§ Exercise details
Report every line of the records beneath this task that holds the string "icon".

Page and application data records
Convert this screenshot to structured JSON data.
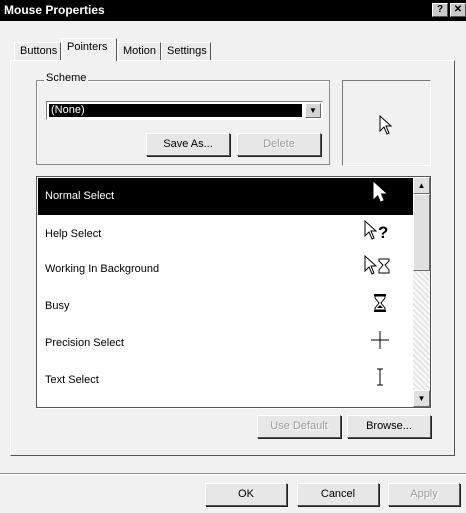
{
  "window": {
    "title": "Mouse Properties",
    "help_glyph": "?",
    "close_glyph": "✕"
  },
  "tabs": [
    {
      "label": "Buttons"
    },
    {
      "label": "Pointers"
    },
    {
      "label": "Motion"
    },
    {
      "label": "Settings"
    }
  ],
  "scheme": {
    "group_label": "Scheme",
    "selected_value": "(None)",
    "save_as_label": "Save As...",
    "delete_label": "Delete"
  },
  "cursor_list": [
    {
      "label": "Normal Select",
      "icon": "arrow-pointer-icon"
    },
    {
      "label": "Help Select",
      "icon": "help-pointer-icon"
    },
    {
      "label": "Working In Background",
      "icon": "working-pointer-icon"
    },
    {
      "label": "Busy",
      "icon": "hourglass-icon"
    },
    {
      "label": "Precision Select",
      "icon": "crosshair-icon"
    },
    {
      "label": "Text Select",
      "icon": "ibeam-icon"
    }
  ],
  "buttons": {
    "use_default": "Use Default",
    "browse": "Browse...",
    "ok": "OK",
    "cancel": "Cancel",
    "apply": "Apply"
  }
}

§ Exercise answer
      "icon": "arrow-pointer-icon"
      "icon": "help-pointer-icon"
      "icon": "working-pointer-icon"
      "icon": "hourglass-icon"
      "icon": "crosshair-icon"
      "icon": "ibeam-icon"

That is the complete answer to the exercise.